And, as it turns out, he’s pretty good at making things — like the protective foam packaging that keeps your online purchases safe during delivery.

After roughly nine months of job hunting, Connor Reynolds has landed a job with the help of ADEC and is considered a rock star by his coworkers and supervisors.

Connor Reynolds has developed a great reputation at Engineered Foam Plastics, more commonly known as EFP, since he started there in March with the help of his job coach, Monica Davis.

As a job coach, Davis helped assess Reynolds’ strengths and look for a workplace that would benefit from them. Once he got his job with EFP, Davis frequently checked in with him to see how he was doing, if he was doing the job well and if the job was right for him.

He’s reached the point where Davis rarely needs to stop by anymore.

“I started backing up as I started seeing he was more social, the eye contact was happening, he jokes around with people,” Davis said. “It’s amazing how much he has grown in this job, not just his job skills but his social skills are amazing now.”

EFP is Reynolds’ first job. During high school at Elkhart Central, he wanted to make sure he kept his grades up and didn’t want interference from a job. Transitioning from school to work wasn’t difficult for him, he said it was like shifting one gear to another.

The first stage of Reynolds working with his job coach was the discovery process, where ADEC staff determine what a client likes to do and for what job they might be best suited. Then, staff will test out the client in the job to see if it’s a good fit. That’s where EFP got involved.

When EFP was recently looking to hire new employees, one of the places it turned was ADEC. Together, ADEC Community Employment Manager Sara Howard and EFP’s London Martinez worked to create a process to help individuals at ADEC get employed with EFP. It turns out, Reynolds was a perfect fit.

Since he started with EFP in March, he’s shown rapid growth. At first, Davis showed up frequently to check on Reynolds, just to make sure he was doing well. As he became more independent, the trips became fewer and further between.

Davis said that when she first began working with Reynolds he would keep his head down and not be social with others, but since working at EFP he’s blossomed.

“Sometimes I like to just be by myself because I just feel like I want to be alone,” Reynolds said. “But a lot of times I like to talk to people.”

Now, Reynolds has moved into the stabilization process of the ADEC program.

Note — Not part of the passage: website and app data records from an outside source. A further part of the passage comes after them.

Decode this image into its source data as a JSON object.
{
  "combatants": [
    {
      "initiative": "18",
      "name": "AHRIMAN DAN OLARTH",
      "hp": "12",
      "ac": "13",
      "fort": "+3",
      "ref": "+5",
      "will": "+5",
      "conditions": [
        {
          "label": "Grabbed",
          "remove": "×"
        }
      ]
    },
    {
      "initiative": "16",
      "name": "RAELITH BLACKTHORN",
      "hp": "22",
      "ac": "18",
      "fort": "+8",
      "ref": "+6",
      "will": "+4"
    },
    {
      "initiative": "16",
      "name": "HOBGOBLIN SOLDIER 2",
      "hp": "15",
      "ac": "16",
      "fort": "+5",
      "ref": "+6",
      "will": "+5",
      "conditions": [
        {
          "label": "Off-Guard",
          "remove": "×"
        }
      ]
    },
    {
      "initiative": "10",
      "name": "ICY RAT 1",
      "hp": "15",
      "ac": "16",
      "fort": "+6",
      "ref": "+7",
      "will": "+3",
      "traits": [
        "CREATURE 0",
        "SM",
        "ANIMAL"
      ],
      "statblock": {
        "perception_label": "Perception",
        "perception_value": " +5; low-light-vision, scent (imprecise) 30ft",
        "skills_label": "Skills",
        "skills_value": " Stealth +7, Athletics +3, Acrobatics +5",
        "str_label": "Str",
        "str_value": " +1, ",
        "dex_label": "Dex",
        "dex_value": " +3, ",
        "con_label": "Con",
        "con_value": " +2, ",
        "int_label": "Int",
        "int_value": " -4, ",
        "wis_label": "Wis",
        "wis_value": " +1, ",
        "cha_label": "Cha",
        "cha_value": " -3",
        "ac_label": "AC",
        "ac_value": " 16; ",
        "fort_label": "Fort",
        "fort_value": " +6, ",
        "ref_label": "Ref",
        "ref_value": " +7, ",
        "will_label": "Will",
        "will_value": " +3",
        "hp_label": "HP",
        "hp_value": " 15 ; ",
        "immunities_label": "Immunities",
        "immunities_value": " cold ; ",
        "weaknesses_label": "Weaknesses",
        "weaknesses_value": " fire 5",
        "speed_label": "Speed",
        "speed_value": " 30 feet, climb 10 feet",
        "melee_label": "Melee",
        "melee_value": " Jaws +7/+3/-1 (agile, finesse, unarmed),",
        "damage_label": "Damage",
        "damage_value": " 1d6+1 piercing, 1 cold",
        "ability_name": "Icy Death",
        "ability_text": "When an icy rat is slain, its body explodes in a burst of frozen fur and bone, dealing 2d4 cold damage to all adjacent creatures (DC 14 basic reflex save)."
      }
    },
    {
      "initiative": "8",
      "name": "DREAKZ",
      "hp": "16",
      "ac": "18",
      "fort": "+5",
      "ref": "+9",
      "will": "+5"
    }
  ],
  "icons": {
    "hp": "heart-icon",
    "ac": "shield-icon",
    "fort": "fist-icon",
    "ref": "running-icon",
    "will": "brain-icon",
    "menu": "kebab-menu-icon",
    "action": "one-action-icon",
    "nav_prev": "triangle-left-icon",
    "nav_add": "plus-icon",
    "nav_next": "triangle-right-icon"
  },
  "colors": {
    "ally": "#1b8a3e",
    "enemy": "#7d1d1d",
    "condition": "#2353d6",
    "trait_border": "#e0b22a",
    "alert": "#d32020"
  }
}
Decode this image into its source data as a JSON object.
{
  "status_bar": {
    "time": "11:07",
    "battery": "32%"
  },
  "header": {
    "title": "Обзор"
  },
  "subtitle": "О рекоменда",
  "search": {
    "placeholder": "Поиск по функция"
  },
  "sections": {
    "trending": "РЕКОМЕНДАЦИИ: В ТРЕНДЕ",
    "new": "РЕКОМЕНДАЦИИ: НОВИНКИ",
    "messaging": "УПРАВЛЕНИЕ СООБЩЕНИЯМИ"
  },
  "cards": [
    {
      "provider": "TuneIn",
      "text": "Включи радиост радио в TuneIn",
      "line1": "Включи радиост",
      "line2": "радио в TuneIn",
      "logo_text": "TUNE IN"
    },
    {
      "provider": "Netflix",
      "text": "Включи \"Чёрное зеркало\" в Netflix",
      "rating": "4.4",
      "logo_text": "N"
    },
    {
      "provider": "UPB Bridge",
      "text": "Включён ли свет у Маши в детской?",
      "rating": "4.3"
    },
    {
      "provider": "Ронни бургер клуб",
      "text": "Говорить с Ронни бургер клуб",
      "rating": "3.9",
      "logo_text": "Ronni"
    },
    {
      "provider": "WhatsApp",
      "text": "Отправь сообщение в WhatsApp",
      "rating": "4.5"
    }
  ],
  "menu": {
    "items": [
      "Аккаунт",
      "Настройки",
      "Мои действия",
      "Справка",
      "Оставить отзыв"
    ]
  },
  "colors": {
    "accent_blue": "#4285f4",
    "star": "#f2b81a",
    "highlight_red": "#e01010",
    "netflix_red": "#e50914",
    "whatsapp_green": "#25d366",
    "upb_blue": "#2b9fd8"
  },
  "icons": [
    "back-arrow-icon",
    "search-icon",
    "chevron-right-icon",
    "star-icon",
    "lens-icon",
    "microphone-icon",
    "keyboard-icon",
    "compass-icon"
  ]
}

Davis checks in with him every couple of weeks — for a total 90 days — and, if everything goes smoothly, Reynolds will exit the program and have full independence.

“It was different at first, it started out where Monica would come over and always be watching me,” Reynolds said. “Then she left, and I felt like: ‘I think I can handle my own now.’”

Davis said she feels confident that Reynolds — who now works 32 hours each week — will get through the stabilization process easily, but ADEC will be there for him if he needs more help.

“If something does happen we can take him out and keep supporting him,” she said. “But he’s doing such a phenomenal job.”

When EFP Director of Human Resources Randy Jackson met with John Poindexter, the owner of EFP and several other businesses, he said the relationship between ADEC and EFP shined bright.

“The ADEC program was something that was unique to Elkhart and EFP [that we talked about], and it was a little bit of an ‘Ah ha’ moment for John,” Jackson said. “Rest assured he’s going around to those other business and saying: ‘You need to look at Elkhart and see what they’re doing with ADEC.’”

In all, EFP employees three ADEC employees and is looking for more who are seeking employment.

Reynolds said he isn’t sure how long he’ll work at EFP, but he enjoys the work and sees a future with the company.

“I dunno,” he said. “I’ll probably be here the rest of my life.”